**TASK OBJECTIVE**
Please output the entries that follow exactly, without a single image.

**TASK INPUTS**
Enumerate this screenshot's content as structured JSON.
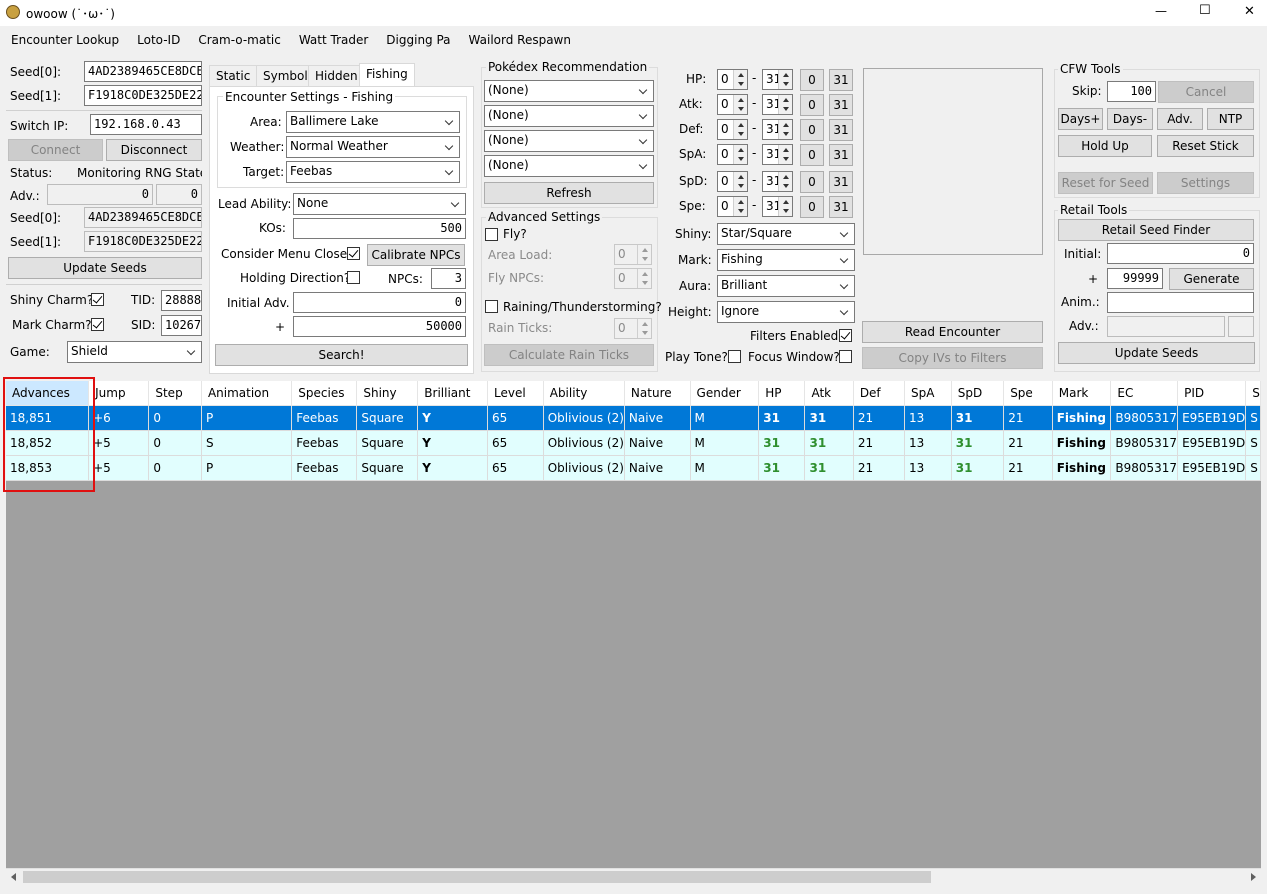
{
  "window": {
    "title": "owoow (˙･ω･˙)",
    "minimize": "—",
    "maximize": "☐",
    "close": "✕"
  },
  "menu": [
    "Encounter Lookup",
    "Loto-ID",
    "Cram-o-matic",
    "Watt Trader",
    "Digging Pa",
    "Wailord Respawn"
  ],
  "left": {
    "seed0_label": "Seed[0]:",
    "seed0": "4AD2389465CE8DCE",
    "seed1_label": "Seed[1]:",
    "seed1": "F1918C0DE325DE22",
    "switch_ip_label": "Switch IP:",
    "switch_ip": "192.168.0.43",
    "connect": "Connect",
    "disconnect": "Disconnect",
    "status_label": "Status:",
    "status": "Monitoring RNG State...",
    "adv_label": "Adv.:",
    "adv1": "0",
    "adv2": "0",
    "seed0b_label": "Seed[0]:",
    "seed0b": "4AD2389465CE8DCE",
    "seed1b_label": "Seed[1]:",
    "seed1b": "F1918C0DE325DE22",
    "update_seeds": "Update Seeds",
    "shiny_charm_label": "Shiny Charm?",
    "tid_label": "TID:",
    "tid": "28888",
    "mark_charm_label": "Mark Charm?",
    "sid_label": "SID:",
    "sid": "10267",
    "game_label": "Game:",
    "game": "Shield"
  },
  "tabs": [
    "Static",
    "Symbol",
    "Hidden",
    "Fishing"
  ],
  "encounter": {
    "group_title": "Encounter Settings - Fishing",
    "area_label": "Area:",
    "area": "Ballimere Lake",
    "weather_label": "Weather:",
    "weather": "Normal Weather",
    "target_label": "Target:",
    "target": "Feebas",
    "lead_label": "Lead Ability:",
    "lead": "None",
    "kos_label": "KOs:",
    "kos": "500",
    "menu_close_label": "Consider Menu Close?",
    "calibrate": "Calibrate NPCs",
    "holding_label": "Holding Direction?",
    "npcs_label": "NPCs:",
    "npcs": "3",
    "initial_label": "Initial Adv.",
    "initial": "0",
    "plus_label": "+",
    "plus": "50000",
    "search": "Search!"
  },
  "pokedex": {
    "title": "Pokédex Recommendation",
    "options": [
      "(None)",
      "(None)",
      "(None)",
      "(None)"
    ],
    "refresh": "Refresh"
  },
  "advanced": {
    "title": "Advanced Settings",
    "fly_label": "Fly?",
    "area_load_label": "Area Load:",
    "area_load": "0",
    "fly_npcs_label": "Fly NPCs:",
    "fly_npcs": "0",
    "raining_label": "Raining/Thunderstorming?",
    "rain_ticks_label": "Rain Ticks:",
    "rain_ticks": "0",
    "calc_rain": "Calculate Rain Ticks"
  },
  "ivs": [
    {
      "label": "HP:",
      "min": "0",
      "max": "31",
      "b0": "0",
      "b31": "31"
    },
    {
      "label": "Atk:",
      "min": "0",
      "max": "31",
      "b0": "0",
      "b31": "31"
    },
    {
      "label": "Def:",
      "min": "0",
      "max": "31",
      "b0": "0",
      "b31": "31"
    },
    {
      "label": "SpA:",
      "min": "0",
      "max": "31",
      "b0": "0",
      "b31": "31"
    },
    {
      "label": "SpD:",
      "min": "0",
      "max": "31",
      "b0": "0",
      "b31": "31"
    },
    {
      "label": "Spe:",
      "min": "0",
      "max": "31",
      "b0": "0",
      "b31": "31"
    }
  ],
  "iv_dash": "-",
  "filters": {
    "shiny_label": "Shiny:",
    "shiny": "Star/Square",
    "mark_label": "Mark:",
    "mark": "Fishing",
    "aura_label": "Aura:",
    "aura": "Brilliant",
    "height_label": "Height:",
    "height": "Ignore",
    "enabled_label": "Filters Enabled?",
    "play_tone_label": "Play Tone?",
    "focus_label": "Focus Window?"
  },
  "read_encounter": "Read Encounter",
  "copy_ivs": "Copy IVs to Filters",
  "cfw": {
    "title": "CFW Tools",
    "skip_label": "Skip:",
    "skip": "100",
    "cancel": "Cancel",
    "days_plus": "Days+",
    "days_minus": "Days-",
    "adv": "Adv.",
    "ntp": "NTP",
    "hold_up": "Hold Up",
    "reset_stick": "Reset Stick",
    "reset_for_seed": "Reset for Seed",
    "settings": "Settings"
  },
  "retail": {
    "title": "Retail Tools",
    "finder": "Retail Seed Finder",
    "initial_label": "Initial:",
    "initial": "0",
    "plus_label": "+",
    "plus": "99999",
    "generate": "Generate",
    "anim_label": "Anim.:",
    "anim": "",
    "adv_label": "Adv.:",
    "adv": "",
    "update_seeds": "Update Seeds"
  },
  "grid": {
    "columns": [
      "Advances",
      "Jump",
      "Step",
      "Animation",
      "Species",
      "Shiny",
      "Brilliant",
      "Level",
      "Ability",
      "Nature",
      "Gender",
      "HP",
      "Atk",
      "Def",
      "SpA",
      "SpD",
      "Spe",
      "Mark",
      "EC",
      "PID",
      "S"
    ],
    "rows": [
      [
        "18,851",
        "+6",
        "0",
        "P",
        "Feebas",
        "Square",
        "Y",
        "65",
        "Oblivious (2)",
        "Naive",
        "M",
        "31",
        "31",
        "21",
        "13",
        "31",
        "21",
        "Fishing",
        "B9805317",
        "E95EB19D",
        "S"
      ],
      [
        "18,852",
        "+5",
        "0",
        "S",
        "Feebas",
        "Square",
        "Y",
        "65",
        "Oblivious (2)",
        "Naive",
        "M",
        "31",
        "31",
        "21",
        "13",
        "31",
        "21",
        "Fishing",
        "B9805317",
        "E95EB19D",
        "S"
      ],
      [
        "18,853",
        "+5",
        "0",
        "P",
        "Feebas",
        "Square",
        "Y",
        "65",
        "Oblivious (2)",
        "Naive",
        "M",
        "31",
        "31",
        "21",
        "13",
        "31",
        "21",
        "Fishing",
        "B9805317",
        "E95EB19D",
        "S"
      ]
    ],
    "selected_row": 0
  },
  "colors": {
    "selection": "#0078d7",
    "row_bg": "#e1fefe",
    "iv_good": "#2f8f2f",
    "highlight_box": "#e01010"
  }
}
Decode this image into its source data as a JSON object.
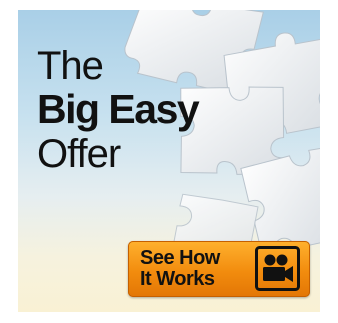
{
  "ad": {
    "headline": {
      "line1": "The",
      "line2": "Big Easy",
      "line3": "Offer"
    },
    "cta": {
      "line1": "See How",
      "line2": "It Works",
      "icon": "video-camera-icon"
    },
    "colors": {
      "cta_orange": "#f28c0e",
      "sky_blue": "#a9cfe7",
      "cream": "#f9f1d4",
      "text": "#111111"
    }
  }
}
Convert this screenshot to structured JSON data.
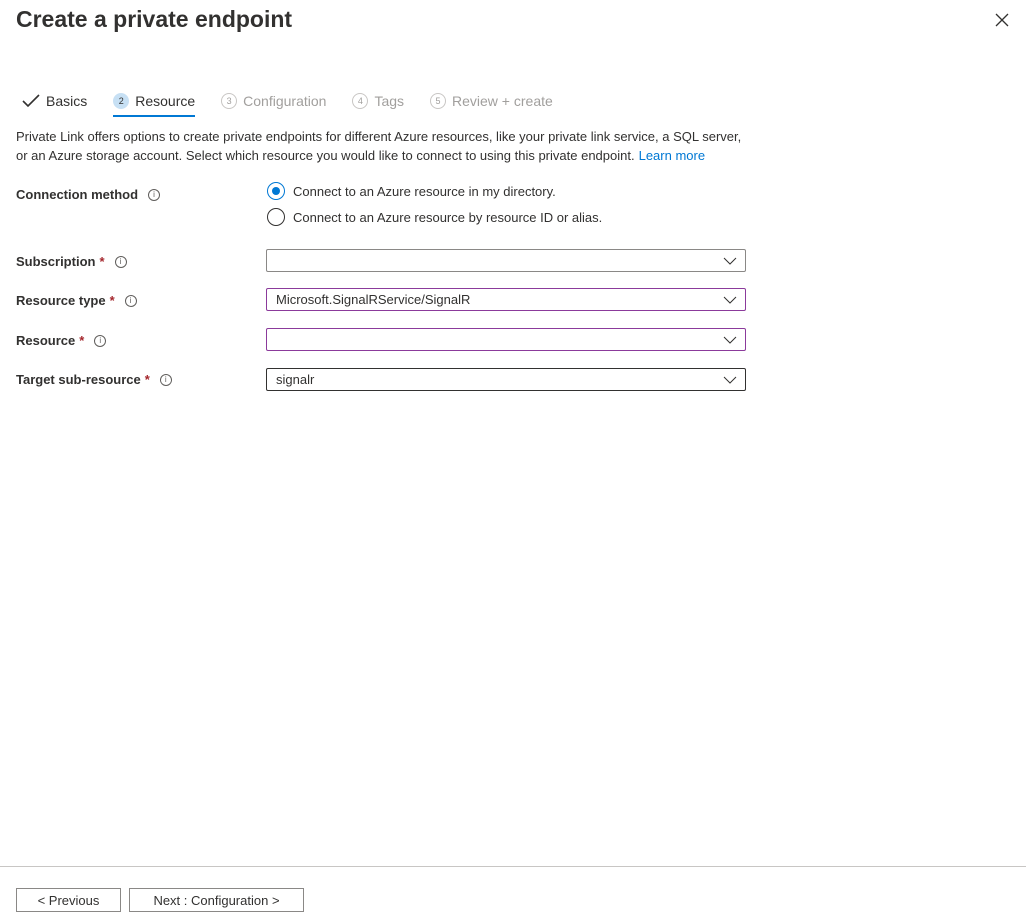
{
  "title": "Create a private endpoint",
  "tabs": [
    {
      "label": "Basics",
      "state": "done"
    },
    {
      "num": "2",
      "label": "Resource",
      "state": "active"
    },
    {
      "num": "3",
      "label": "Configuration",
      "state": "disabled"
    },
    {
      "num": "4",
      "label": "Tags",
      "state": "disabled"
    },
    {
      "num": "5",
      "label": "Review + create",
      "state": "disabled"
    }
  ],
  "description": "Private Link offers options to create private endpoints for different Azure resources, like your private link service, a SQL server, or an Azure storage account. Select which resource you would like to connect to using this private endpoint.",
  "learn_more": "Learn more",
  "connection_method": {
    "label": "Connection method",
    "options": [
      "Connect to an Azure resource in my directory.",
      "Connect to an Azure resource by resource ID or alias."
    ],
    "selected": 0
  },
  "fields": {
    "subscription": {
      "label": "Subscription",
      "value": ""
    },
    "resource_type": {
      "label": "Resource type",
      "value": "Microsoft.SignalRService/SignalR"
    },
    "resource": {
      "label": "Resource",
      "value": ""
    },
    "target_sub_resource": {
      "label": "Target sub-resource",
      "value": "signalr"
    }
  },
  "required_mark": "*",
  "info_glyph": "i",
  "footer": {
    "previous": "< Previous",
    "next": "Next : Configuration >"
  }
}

**PROBLEM SOLUTION**
Enumerate this screenshot's content as structured JSON.
{
  "window": {
    "title": "owoow (˙･ω･˙)",
    "minimize": "—",
    "maximize": "☐",
    "close": "✕"
  },
  "menu": [
    "Encounter Lookup",
    "Loto-ID",
    "Cram-o-matic",
    "Watt Trader",
    "Digging Pa",
    "Wailord Respawn"
  ],
  "left": {
    "seed0_label": "Seed[0]:",
    "seed0": "4AD2389465CE8DCE",
    "seed1_label": "Seed[1]:",
    "seed1": "F1918C0DE325DE22",
    "switch_ip_label": "Switch IP:",
    "switch_ip": "192.168.0.43",
    "connect": "Connect",
    "disconnect": "Disconnect",
    "status_label": "Status:",
    "status": "Monitoring RNG State...",
    "adv_label": "Adv.:",
    "adv1": "0",
    "adv2": "0",
    "seed0b_label": "Seed[0]:",
    "seed0b": "4AD2389465CE8DCE",
    "seed1b_label": "Seed[1]:",
    "seed1b": "F1918C0DE325DE22",
    "update_seeds": "Update Seeds",
    "shiny_charm_label": "Shiny Charm?",
    "tid_label": "TID:",
    "tid": "28888",
    "mark_charm_label": "Mark Charm?",
    "sid_label": "SID:",
    "sid": "10267",
    "game_label": "Game:",
    "game": "Shield"
  },
  "tabs": [
    "Static",
    "Symbol",
    "Hidden",
    "Fishing"
  ],
  "encounter": {
    "group_title": "Encounter Settings - Fishing",
    "area_label": "Area:",
    "area": "Ballimere Lake",
    "weather_label": "Weather:",
    "weather": "Normal Weather",
    "target_label": "Target:",
    "target": "Feebas",
    "lead_label": "Lead Ability:",
    "lead": "None",
    "kos_label": "KOs:",
    "kos": "500",
    "menu_close_label": "Consider Menu Close?",
    "calibrate": "Calibrate NPCs",
    "holding_label": "Holding Direction?",
    "npcs_label": "NPCs:",
    "npcs": "3",
    "initial_label": "Initial Adv.",
    "initial": "0",
    "plus_label": "+",
    "plus": "50000",
    "search": "Search!"
  },
  "pokedex": {
    "title": "Pokédex Recommendation",
    "options": [
      "(None)",
      "(None)",
      "(None)",
      "(None)"
    ],
    "refresh": "Refresh"
  },
  "advanced": {
    "title": "Advanced Settings",
    "fly_label": "Fly?",
    "area_load_label": "Area Load:",
    "area_load": "0",
    "fly_npcs_label": "Fly NPCs:",
    "fly_npcs": "0",
    "raining_label": "Raining/Thunderstorming?",
    "rain_ticks_label": "Rain Ticks:",
    "rain_ticks": "0",
    "calc_rain": "Calculate Rain Ticks"
  },
  "ivs": [
    {
      "label": "HP:",
      "min": "0",
      "max": "31",
      "b0": "0",
      "b31": "31"
    },
    {
      "label": "Atk:",
      "min": "0",
      "max": "31",
      "b0": "0",
      "b31": "31"
    },
    {
      "label": "Def:",
      "min": "0",
      "max": "31",
      "b0": "0",
      "b31": "31"
    },
    {
      "label": "SpA:",
      "min": "0",
      "max": "31",
      "b0": "0",
      "b31": "31"
    },
    {
      "label": "SpD:",
      "min": "0",
      "max": "31",
      "b0": "0",
      "b31": "31"
    },
    {
      "label": "Spe:",
      "min": "0",
      "max": "31",
      "b0": "0",
      "b31": "31"
    }
  ],
  "iv_dash": "-",
  "filters": {
    "shiny_label": "Shiny:",
    "shiny": "Star/Square",
    "mark_label": "Mark:",
    "mark": "Fishing",
    "aura_label": "Aura:",
    "aura": "Brilliant",
    "height_label": "Height:",
    "height": "Ignore",
    "enabled_label": "Filters Enabled?",
    "play_tone_label": "Play Tone?",
    "focus_label": "Focus Window?"
  },
  "read_encounter": "Read Encounter",
  "copy_ivs": "Copy IVs to Filters",
  "cfw": {
    "title": "CFW Tools",
    "skip_label": "Skip:",
    "skip": "100",
    "cancel": "Cancel",
    "days_plus": "Days+",
    "days_minus": "Days-",
    "adv": "Adv.",
    "ntp": "NTP",
    "hold_up": "Hold Up",
    "reset_stick": "Reset Stick",
    "reset_for_seed": "Reset for Seed",
    "settings": "Settings"
  },
  "retail": {
    "title": "Retail Tools",
    "finder": "Retail Seed Finder",
    "initial_label": "Initial:",
    "initial": "0",
    "plus_label": "+",
    "plus": "99999",
    "generate": "Generate",
    "anim_label": "Anim.:",
    "anim": "",
    "adv_label": "Adv.:",
    "adv": "",
    "update_seeds": "Update Seeds"
  },
  "grid": {
    "columns": [
      "Advances",
      "Jump",
      "Step",
      "Animation",
      "Species",
      "Shiny",
      "Brilliant",
      "Level",
      "Ability",
      "Nature",
      "Gender",
      "HP",
      "Atk",
      "Def",
      "SpA",
      "SpD",
      "Spe",
      "Mark",
      "EC",
      "PID",
      "S"
    ],
    "rows": [
      [
        "18,851",
        "+6",
        "0",
        "P",
        "Feebas",
        "Square",
        "Y",
        "65",
        "Oblivious (2)",
        "Naive",
        "M",
        "31",
        "31",
        "21",
        "13",
        "31",
        "21",
        "Fishing",
        "B9805317",
        "E95EB19D",
        "S"
      ],
      [
        "18,852",
        "+5",
        "0",
        "S",
        "Feebas",
        "Square",
        "Y",
        "65",
        "Oblivious (2)",
        "Naive",
        "M",
        "31",
        "31",
        "21",
        "13",
        "31",
        "21",
        "Fishing",
        "B9805317",
        "E95EB19D",
        "S"
      ],
      [
        "18,853",
        "+5",
        "0",
        "P",
        "Feebas",
        "Square",
        "Y",
        "65",
        "Oblivious (2)",
        "Naive",
        "M",
        "31",
        "31",
        "21",
        "13",
        "31",
        "21",
        "Fishing",
        "B9805317",
        "E95EB19D",
        "S"
      ]
    ],
    "selected_row": 0
  },
  "colors": {
    "selection": "#0078d7",
    "row_bg": "#e1fefe",
    "iv_good": "#2f8f2f",
    "highlight_box": "#e01010"
  }
}
Decode this image into its source data as a JSON object.
{
  "ad": {
    "headline": {
      "line1": "The",
      "line2": "Big Easy",
      "line3": "Offer"
    },
    "cta": {
      "line1": "See How",
      "line2": "It Works",
      "icon": "video-camera-icon"
    },
    "colors": {
      "cta_orange": "#f28c0e",
      "sky_blue": "#a9cfe7",
      "cream": "#f9f1d4",
      "text": "#111111"
    }
  }
}
Convert this screenshot to structured JSON data.
{
  "title": "Create a private endpoint",
  "tabs": [
    {
      "label": "Basics",
      "state": "done"
    },
    {
      "num": "2",
      "label": "Resource",
      "state": "active"
    },
    {
      "num": "3",
      "label": "Configuration",
      "state": "disabled"
    },
    {
      "num": "4",
      "label": "Tags",
      "state": "disabled"
    },
    {
      "num": "5",
      "label": "Review + create",
      "state": "disabled"
    }
  ],
  "description": "Private Link offers options to create private endpoints for different Azure resources, like your private link service, a SQL server, or an Azure storage account. Select which resource you would like to connect to using this private endpoint.",
  "learn_more": "Learn more",
  "connection_method": {
    "label": "Connection method",
    "options": [
      "Connect to an Azure resource in my directory.",
      "Connect to an Azure resource by resource ID or alias."
    ],
    "selected": 0
  },
  "fields": {
    "subscription": {
      "label": "Subscription",
      "value": ""
    },
    "resource_type": {
      "label": "Resource type",
      "value": "Microsoft.SignalRService/SignalR"
    },
    "resource": {
      "label": "Resource",
      "value": ""
    },
    "target_sub_resource": {
      "label": "Target sub-resource",
      "value": "signalr"
    }
  },
  "required_mark": "*",
  "info_glyph": "i",
  "footer": {
    "previous": "< Previous",
    "next": "Next : Configuration >"
  }
}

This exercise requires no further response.